Argentines are taught in schools that Britain stole the Falklands in 1833, when warships ousted a small Argentine garrison. Foreign Minister Hector Timerman says the islands are part of Argentina.

"We are not going to be complete until the Malvinas come back to Argentina," Timerman says. "We are never going to stop peacefully asking Great Britain to sit down and negotiate with us."

Lately, the pressure tactics have included banning ships with the Falklands flag from ports to urging Argentine companies to cut British imports. And there have been threats to restrict Argentine airspace to commercial flights that service the Falklands from neighboring Chile.

The pressure tactics won't work, says Stephen Luxton, who has lived all his life on the islands.

"As a remote community, we're used to constraints on links into the islands, and we're good at working around those sorts of problems," Luxton says, "and that's what we're doing."

Luxton says the islanders consider themselves British.

"As a fifth-generation Falkland Islander, I very much think that it's our right to choose our own future," he says. "We wish to live here peacefully as a British overseas territory, and we wish to have the right to determine our own future."

As long as that's the case, British Prime Minister David Cameron recently told Parliament, there's nothing to discuss with Argentina.

"The absolutely vital point is that we are clear that the future of the Falkland Islands is a matter for the people themselves," Cameron said. "And as long as they want to remain part of the United Kingdom ... and be British, they should be able to do so."

In Argentina, though, it's hard to forget the sacrifices made in the war, which helps explain people's attachment to the islands. The conflict was short — just 74 days — but had all the features of conventional war: Artillery fire pounded Argentine positions, warships were sunk by Exocet missiles, and there were aerial dogfights and amphibious invasions.

The loss of life topped 900.

Retired Capt. Juan Carlos Ianuzzo was there, and because of geography and history, he says, the islands are Argentine.

"Argentina got them from Spain, and the English took them away," Ianuzzo says.

He speaks for the majority of Argentines when he says, "We want them back."

Copyright 2012 National Public Radio.

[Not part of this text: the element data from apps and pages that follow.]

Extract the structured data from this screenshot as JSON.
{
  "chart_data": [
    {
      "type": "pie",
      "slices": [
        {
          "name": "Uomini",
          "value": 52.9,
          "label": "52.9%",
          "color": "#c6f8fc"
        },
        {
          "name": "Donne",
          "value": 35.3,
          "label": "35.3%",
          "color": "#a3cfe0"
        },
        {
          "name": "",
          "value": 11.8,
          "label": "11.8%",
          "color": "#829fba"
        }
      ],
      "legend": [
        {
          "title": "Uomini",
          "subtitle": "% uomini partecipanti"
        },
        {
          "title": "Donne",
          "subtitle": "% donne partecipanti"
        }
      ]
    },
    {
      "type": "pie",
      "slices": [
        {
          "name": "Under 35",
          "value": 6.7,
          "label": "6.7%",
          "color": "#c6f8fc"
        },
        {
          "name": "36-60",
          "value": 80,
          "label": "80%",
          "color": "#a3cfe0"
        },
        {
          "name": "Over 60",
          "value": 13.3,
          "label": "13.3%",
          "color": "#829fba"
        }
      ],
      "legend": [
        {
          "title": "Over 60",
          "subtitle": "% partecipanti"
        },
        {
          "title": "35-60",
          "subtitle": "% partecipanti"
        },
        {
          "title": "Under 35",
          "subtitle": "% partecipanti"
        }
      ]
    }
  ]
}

To see more, visit


Making Art Off The Grid: A Month-Long Residency At A Remote National Park

Filmmakers Carter McCormick and Paula Sprenger recently wrapped up a month as artists-in-residence at Dry Tortugas National Park, 70 miles west of Key West. No phone, TV, Internet or other people.

After A Long Day Of Fighting Climate Change, This Grain Is Ready For A Beer

Kernza is a kind of grassy wheat that traps more carbon in the soil than crops like wheat and rice. Now, a West Coast brewery is using the grain in its new beer called Long Root Ale.

WikiLeaks Reveals Clinton Aides Knew They Had An Email Problem On Their Hands

"We need to clean this up," one aide wrote after President Obama said he had learned of Hillary Clinton's private email server "through news reports."
WAMU 88.5

Jet Noise Is No Joke For Residents Burned By Report About Airport Complaints

Nobody wants to own up to making thousands of complaints about noise from planes flying out of Reagan National Airport. But nearby residents say the noise definitely has gotten worse recently. And there appears to be a specific reason — a new air traffic control system.

Leave a Comment

Help keep the conversation civil. Please refer to our Terms of Use and Code of Conduct before posting your comments.